More Sustainability by 2020
The MSC is determined to change this. By 2020 its wants 20% of the catch that goes into the production of fish oil to come from MSC-certified fisheries. In addition, over the next three years, the group aims to convince five of the top 10 fish oil producers to procure MSC-certified raw materials.
To date, fish oil from MSC-certified raw material accounts for approximately 8% of the world’s total fish oil production. Many fisheries whose catches go into the production of fish oil have lacked the incentives to make their fishing practices more sustainable. However, the demand for independent sustainability verifications is growing and some retailers and brands, including Migros and Merz in Switzerland, have begun to switch over to products from sustainably caught seafood in their health product range. Recently, the Danish sandeel, Norway Pout and sprat fishery, whose catches are almost entirely processed into fish oil and meal, has received MSC certification for managing those low trophic fish species sustainably.

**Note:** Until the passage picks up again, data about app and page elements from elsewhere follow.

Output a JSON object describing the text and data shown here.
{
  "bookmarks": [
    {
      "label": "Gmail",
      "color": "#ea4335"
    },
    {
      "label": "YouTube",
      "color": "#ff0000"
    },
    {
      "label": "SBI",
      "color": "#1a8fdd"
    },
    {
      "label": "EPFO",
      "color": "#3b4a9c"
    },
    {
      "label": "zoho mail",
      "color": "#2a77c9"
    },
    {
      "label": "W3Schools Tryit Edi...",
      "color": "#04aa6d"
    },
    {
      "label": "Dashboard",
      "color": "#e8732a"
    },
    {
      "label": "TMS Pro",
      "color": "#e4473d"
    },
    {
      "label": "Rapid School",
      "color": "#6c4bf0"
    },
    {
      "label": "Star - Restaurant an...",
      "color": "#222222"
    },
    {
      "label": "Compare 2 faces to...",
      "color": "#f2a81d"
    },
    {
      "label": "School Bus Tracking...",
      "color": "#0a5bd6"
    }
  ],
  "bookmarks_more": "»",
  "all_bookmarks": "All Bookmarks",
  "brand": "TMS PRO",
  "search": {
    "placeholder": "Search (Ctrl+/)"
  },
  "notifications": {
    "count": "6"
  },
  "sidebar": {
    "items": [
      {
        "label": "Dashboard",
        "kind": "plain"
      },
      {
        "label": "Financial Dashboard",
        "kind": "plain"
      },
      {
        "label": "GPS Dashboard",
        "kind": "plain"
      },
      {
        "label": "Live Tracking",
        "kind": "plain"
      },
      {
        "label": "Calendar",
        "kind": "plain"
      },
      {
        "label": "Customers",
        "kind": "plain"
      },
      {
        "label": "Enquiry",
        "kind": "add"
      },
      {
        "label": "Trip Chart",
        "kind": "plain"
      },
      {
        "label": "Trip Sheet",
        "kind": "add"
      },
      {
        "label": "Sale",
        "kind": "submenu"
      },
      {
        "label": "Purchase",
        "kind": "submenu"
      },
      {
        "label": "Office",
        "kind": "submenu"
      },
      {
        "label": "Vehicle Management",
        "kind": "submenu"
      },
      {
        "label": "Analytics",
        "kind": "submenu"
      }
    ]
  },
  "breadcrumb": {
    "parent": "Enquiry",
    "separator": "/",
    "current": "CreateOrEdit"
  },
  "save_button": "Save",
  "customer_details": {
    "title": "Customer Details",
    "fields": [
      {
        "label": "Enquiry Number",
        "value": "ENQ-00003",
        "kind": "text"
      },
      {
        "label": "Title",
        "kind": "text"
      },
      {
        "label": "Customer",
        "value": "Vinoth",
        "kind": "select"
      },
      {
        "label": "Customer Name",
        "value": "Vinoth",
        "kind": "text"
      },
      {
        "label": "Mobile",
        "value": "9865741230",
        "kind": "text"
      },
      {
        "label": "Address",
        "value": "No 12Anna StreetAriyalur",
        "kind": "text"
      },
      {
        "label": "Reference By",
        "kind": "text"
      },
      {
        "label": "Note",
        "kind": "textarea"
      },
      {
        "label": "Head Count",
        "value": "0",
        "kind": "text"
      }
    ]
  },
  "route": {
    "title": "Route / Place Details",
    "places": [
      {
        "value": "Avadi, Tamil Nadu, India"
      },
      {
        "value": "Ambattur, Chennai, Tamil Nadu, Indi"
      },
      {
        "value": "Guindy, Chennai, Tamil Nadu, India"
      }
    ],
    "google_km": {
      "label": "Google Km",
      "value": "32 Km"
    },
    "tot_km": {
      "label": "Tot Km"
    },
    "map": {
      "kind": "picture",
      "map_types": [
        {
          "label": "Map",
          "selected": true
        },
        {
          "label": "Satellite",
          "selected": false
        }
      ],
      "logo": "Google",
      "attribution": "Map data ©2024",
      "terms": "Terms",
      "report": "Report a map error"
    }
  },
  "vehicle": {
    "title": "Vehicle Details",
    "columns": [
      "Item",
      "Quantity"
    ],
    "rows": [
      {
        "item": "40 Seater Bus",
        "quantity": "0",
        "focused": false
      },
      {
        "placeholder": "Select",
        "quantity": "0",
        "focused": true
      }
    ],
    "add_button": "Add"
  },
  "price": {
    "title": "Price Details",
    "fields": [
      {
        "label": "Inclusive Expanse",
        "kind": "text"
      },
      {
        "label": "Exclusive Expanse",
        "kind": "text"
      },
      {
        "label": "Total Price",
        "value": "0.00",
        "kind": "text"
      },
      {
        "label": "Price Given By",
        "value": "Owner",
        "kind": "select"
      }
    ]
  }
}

Camiel Derichs, MSC Europe director, asked the industry to come on board the broader movement to drive improvements in the water. “We want a greater awareness among producers, brands, and retail buyers of omega-3 rich supplement products of the many MSC certified by-products from fisheries that primarily fish for direct human consumption. We can also point to a growing supply of certified raw material from sustainable reduction fisheries. Supplement brands and retailers can increasingly source sustainable MSC certified supplement products so we hope that they actually do this to reward the well managed fisheries that have gone through the improvements needed to meet the MSC Standard. Brands and retailers can in that way contribute to and accelerate the delivery of environmental improvements needed in this sector.”
Just a Small Fish?
For the production of fish oil, small and fast growing species such as sprat, anchovy or krill are often used. These species swim at the lower end of the marine food web, forming the food base for many larger predatory fish, marine mammals and seabirds. Overfishing of these “small” fish species has a particularly serious effect on the balance of the marine ecosystem. Therefore, the MSC’s certification criteria include specific requirements for fisheries that catch “small” species. For example, the fishing pressure must be even lower than would be allowed for “larger” species. In addition, MSC-certified fisheries are encouraged to make the best use of their catch, which means that all parts of a fish such as fins, skin and bones should go to good use.
MSC’s mission is to put all fishing activities, irrespective of the fish species and the final product, onto a sustainable basis to preserve marine habitats, ecosystems and fish stocks for the future. The MSC ecolabel enables producers and consumers to make a sustainable choice in the food supplements range and ensure that oceans are not harmed so as to provide consumers with health benefits.